Lizzie was originally going to be completely traditional and use fire welding, the old fashioned way of joining iron rather than a modern day welding kit. But she soon realised that this was very time consuming, didn’t give her the scope she wanted for the jobs she was getting and also that she wasn’t that good at it!

‘It pays to understand your strengths and weaknesses, and fire welding wasn’t a strength. So I asked a local blacksmith to teach me MIG welding, which he did in exchange for a crate of beer. Since then I’ve taught myself ARC welding as well and it opened up all sorts of doors for me. But it still makes me laugh when I tell blokes I can arc weld and watch their reaction, as it’s still seen as a very male job.’

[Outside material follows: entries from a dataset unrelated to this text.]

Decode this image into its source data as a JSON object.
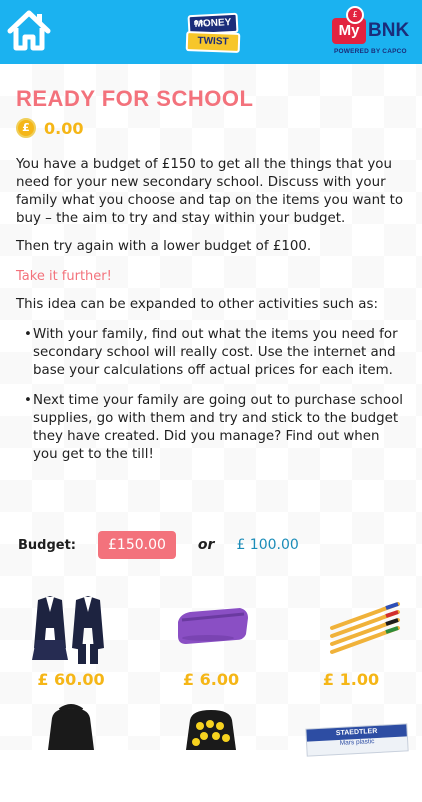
{
  "header": {
    "home_icon": "home-icon",
    "money_twist_logo": {
      "top": "MONEY",
      "bottom": "TWIST",
      "small": "MRL"
    },
    "mybnk_logo": {
      "my": "My",
      "bnk": "BNK",
      "coin": "£",
      "powered_by": "POWERED BY CAPCO"
    }
  },
  "page": {
    "title": "READY FOR SCHOOL",
    "score": "0.00",
    "intro": "You have a budget of £150 to get all the things that you need for your new secondary school. Discuss with your family what you choose and tap on the items you want to buy – the aim to try and stay within your budget.",
    "retry": "Then try again with a lower budget of £100.",
    "take_further": "Take it further!",
    "expand": "This idea can be expanded to other activities such as:",
    "bullets": [
      "With your family, find out what the items you need for secondary school will really cost. Use the internet and base your calculations off actual prices for each item.",
      "Next time your family are going out to purchase school supplies, go with them and try and stick to the budget they have created. Did you manage? Find out when you get to the till!"
    ]
  },
  "budget": {
    "label": "Budget:",
    "selected": "£150.00",
    "or_label": "or",
    "alternative": "£ 100.00"
  },
  "items": [
    {
      "name": "uniform",
      "price": "£ 60.00"
    },
    {
      "name": "pencil case",
      "price": "£ 6.00"
    },
    {
      "name": "pens",
      "price": "£ 1.00"
    },
    {
      "name": "backpack black"
    },
    {
      "name": "backpack emoji"
    },
    {
      "name": "staedtler eraser",
      "brand": "STAEDTLER",
      "sub": "Mars plastic"
    }
  ],
  "colors": {
    "header_bg": "#1bb2f0",
    "accent": "#f3727c",
    "coin": "#f5b617",
    "link": "#1b8cb8"
  }
}
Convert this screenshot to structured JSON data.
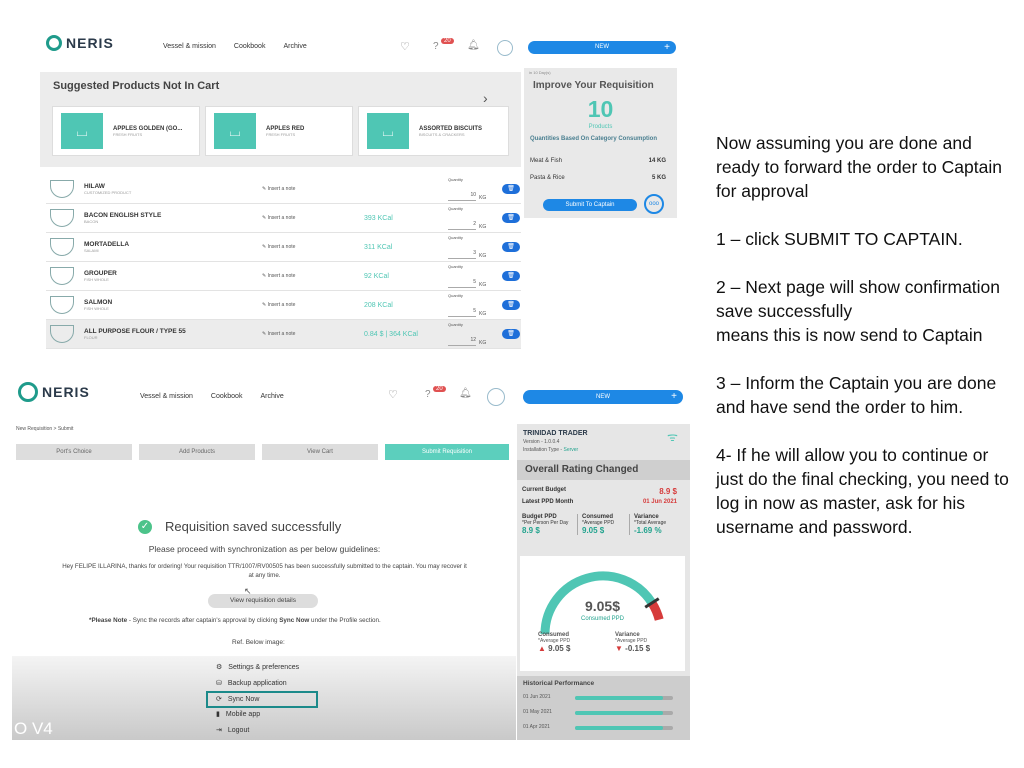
{
  "top": {
    "logo_text": "NERIS",
    "nav": [
      "Vessel & mission",
      "Cookbook",
      "Archive"
    ],
    "badge": "20",
    "new_label": "NEW",
    "plus": "+",
    "suggested_title": "Suggested Products Not In Cart",
    "suggested": [
      {
        "name": "APPLES GOLDEN (GO...",
        "cat": "FRESH FRUITS"
      },
      {
        "name": "APPLES RED",
        "cat": "FRESH FRUITS"
      },
      {
        "name": "ASSORTED BISCUITS",
        "cat": "BISCUITS & CRACKERS"
      }
    ],
    "improve": {
      "cut_label": "in 10 Day(s)",
      "title": "Improve Your Requisition",
      "count": "10",
      "count_label": "Products",
      "subtitle": "Quantities Based On Category Consumption",
      "items": [
        {
          "label": "Meat & Fish",
          "value": "14 KG"
        },
        {
          "label": "Pasta & Rice",
          "value": "5 KG"
        }
      ],
      "submit_label": "Submit To Captain",
      "more": "ooo"
    },
    "note_label": "Insert a note",
    "qty_label": "Quantity",
    "rows": [
      {
        "name": "HILAW",
        "sub": "CUSTOMIZED PRODUCT",
        "kcal": "",
        "qty": "10",
        "unit": "KG"
      },
      {
        "name": "BACON ENGLISH STYLE",
        "sub": "BACON",
        "kcal": "393 KCal",
        "qty": "2",
        "unit": "KG"
      },
      {
        "name": "MORTADELLA",
        "sub": "SALAMI",
        "kcal": "311 KCal",
        "qty": "3",
        "unit": "KG"
      },
      {
        "name": "GROUPER",
        "sub": "FISH WHOLE",
        "kcal": "92 KCal",
        "qty": "5",
        "unit": "KG"
      },
      {
        "name": "SALMON",
        "sub": "FISH WHOLE",
        "kcal": "208 KCal",
        "qty": "5",
        "unit": "KG"
      },
      {
        "name": "ALL PURPOSE FLOUR / TYPE 55",
        "sub": "FLOUR",
        "kcal": "0.84 $ | 364 KCal",
        "qty": "12",
        "unit": "KG"
      }
    ]
  },
  "bottom": {
    "logo_text": "NERIS",
    "nav": [
      "Vessel & mission",
      "Cookbook",
      "Archive"
    ],
    "badge": "20",
    "new_label": "NEW",
    "plus": "+",
    "breadcrumb": "New Requisition  >  Submit",
    "tabs": [
      "Port's Choice",
      "Add Products",
      "View Cart",
      "Submit Requisition"
    ],
    "saved_title": "Requisition saved successfully",
    "proceed": "Please proceed with synchronization as per below guidelines:",
    "thanks": "Hey FELIPE ILLARINA, thanks for ordering! Your requisition TTR/1007/RV00505 has been successfully submitted to the captain. You may recover it at any time.",
    "view_details": "View requisition details",
    "please_note_bold": "*Please Note",
    "please_note": " - Sync the records after captain's approval by clicking ",
    "sync_bold": "Sync Now",
    "please_note_end": " under the Profile section.",
    "ref": "Ref. Below image:",
    "menu": [
      "Settings & preferences",
      "Backup application",
      "Sync Now",
      "Mobile app",
      "Logout"
    ],
    "watermark": "O V4",
    "side": {
      "vessel": "TRINIDAD TRADER",
      "version": "Version - 1.0.0.4",
      "install_label": "Installation Type - ",
      "install_value": "Server",
      "rating_title": "Overall Rating Changed",
      "current_budget_label": "Current Budget",
      "current_budget": "8.9 $",
      "ppd_month_label": "Latest PPD Month",
      "ppd_month": "01 Jun 2021",
      "budget_ppd_label": "Budget PPD",
      "budget_ppd_sub": "*Per Person Per Day",
      "budget_ppd": "8.9 $",
      "consumed_label": "Consumed",
      "consumed_sub": "*Average PPD",
      "consumed": "9.05 $",
      "variance_label": "Variance",
      "variance_sub": "*Total Average",
      "variance": "-1.69 %",
      "gauge_value": "9.05$",
      "gauge_label": "Consumed PPD",
      "gauge_fill": 0.82,
      "c2_label": "Consumed",
      "c2_sub": "*Average PPD",
      "c2_value": "9.05 $",
      "v2_label": "Variance",
      "v2_sub": "*Average PPD",
      "v2_value": "-0.15 $",
      "hist_title": "Historical Performance",
      "hist": [
        {
          "month": "01 Jun 2021",
          "level": 0.9
        },
        {
          "month": "01 May 2021",
          "level": 0.9
        },
        {
          "month": "01 Apr 2021",
          "level": 0.9
        }
      ]
    }
  },
  "notes": {
    "intro": "Now assuming you are done and ready to forward the order to Captain for approval",
    "step1": "1 – click SUBMIT TO CAPTAIN.",
    "step2a": "2 – Next page will show confirmation save successfully",
    "step2b": " means this is now send to Captain",
    "step3": "3 – Inform the Captain you are done and have send the order to him.",
    "step4": "4- If he will allow you to continue or just do the final checking, you need to log in now as master, ask for his username and password."
  },
  "colors": {
    "teal": "#4fc6b4",
    "blue": "#1e88e5",
    "red": "#d63b3b"
  }
}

Lizzie built the business in the first year making gates and railings, but soon realised that being out in the cold installing gates and railings wasn’t really her cup of tea. In the second year of business she attended her first large garden show to test her new furniture designs and sculptures. Selling her first sculpture at the show and a new ‘organic’ looking garden arch gave Lizzie the confidence to start saying no to new business which consisted of railings and instead promoting more abstract garden pieces. Upon delivery of the first sculpture she sold, her new client asked her to also make a large garden arch with leaves and seed heads attached. Lizzie was now building up some repeat customers, which was an extra endorsement of her work.

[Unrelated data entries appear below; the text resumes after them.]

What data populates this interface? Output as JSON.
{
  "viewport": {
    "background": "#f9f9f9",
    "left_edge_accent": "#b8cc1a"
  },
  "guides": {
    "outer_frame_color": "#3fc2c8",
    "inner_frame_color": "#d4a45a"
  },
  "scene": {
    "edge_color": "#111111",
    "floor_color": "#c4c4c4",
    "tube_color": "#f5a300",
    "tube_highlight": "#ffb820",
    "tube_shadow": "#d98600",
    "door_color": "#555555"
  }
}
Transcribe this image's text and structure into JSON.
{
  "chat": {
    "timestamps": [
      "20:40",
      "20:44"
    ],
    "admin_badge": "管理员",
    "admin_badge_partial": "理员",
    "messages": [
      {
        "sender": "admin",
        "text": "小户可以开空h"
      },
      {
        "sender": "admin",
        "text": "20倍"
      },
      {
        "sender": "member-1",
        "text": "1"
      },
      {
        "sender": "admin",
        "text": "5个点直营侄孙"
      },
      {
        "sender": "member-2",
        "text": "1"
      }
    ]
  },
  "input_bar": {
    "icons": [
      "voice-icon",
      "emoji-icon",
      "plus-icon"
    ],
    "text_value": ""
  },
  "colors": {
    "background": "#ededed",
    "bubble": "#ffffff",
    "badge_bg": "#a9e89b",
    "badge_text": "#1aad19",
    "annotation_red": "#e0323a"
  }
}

Having a business background has helped Lizzie tremendously in understanding her marketplace, where to sell, how to sell and who to sell to. She views her marketing and selling techniques as a really important part of her business, understanding that people buy from people and still most of her business is produced from face-to-face interaction with her clients rather than internet or advertising.

But Lizzie does still use the internet a lot. With Linkedin, a twitter account, one website up and running and another being built, Facebook, ebay, Pinterest and Salvoweb, Lizzie spends a lot of time promoting her business on line. She also sends out a monthly newsletter to over 1,000 people which she says never fails to bring some business in.

‘I try to keep my newsletters a bit chatty and light hearted, telling people what I’ve done and where I will be exhibiting next, rather than a hard sell newsletter, that way I build a relationship with my customers. That’s not to say I don’t pop things for sale on the newsletters, never miss a selling opportunity!’

Lizzie also says Facebook is a good selling tool if you get it right and have the right type of business that fits into people’s social and private lives, allowing you to hit a wide audience for not much money. But it’s important to watch out for scams on Facebook and try not to get totally distracted by all the other stuff on there.

Now 4 years into her business, Lizzie is allowing her creative side more scope and producing more sculptures. She found when she first left her corporate job that her creative side wasn’t very prevalent. Having spent 22 years in an organisation being taught how to plan and review and analyse, it’s taken a few years to retrain her brain to accept that abstract and ‘organic’ looking is in great demand. More coat racks are being made with rough reclaimed oak and driftwood, rather than ‘clean’ pine and hooks are being made out of used horseshoes, left a natural rusty colour.

‘Most of the pieces I now make have a natural feel to them rather than painted and clean. That’s not to say I don’t do painted, as I have a few clients that like traditional black ironwork. However it’s often better to have something that’s more natural than painted. At the end of my first year I had a client who had a lot of rusty old estate fencing that he wanted made into tree guards. I didn’t paint the tree guards, but coated them in linseed oil. It’s a natural product that won’t harm your garden and also gives the iron protection. But crucially, because it looks natural and blends in with the garden, when it’s placed round the tree, you see the tree first and not the tree guard, which is a better alternative to seeing galvanised tree guards or thick wooden tree guards, which tend to block the tree from view.’

You can contact Lizzie through her website www.woodandiron.co.uk